* _Work instructions_
Down to the last line, write out the entries below exactly and omit all pictures.

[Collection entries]
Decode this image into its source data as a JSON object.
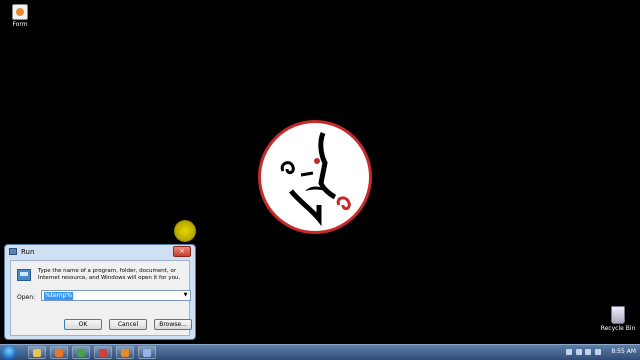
{
  "desktop": {
    "icons": [
      {
        "label": "Form"
      },
      {
        "label": "Recycle Bin"
      }
    ]
  },
  "run_dialog": {
    "title": "Run",
    "description": "Type the name of a program, folder, document, or Internet resource, and Windows will open it for you.",
    "open_label": "Open:",
    "open_value": "%temp%",
    "ok_label": "OK",
    "cancel_label": "Cancel",
    "browse_label": "Browse...",
    "close_glyph": "×"
  },
  "taskbar": {
    "items": [
      {
        "icon": "folder-icon",
        "color": "#e8c25a"
      },
      {
        "icon": "media-player-icon",
        "color": "#e8762a"
      },
      {
        "icon": "chrome-icon",
        "color": "#46a34a"
      },
      {
        "icon": "app-icon",
        "color": "#d04040"
      },
      {
        "icon": "form-app-icon",
        "color": "#e88a2a"
      },
      {
        "icon": "run-window-icon",
        "color": "#8fb6e8"
      }
    ],
    "clock": "8:55 AM"
  },
  "colors": {
    "desktop_bg": "#000000",
    "logo_ring": "#c62a2a",
    "taskbar": "#2e4b75"
  }
}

* _Result of the task_
Decode this image into its source data as a JSON object.
{
  "desktop": {
    "icons": [
      {
        "label": "Form"
      },
      {
        "label": "Recycle Bin"
      }
    ]
  },
  "run_dialog": {
    "title": "Run",
    "description": "Type the name of a program, folder, document, or Internet resource, and Windows will open it for you.",
    "open_label": "Open:",
    "open_value": "%temp%",
    "ok_label": "OK",
    "cancel_label": "Cancel",
    "browse_label": "Browse...",
    "close_glyph": "×"
  },
  "taskbar": {
    "items": [
      {
        "icon": "folder-icon",
        "color": "#e8c25a"
      },
      {
        "icon": "media-player-icon",
        "color": "#e8762a"
      },
      {
        "icon": "chrome-icon",
        "color": "#46a34a"
      },
      {
        "icon": "app-icon",
        "color": "#d04040"
      },
      {
        "icon": "form-app-icon",
        "color": "#e88a2a"
      },
      {
        "icon": "run-window-icon",
        "color": "#8fb6e8"
      }
    ],
    "clock": "8:55 AM"
  },
  "colors": {
    "desktop_bg": "#000000",
    "logo_ring": "#c62a2a",
    "taskbar": "#2e4b75"
  }
}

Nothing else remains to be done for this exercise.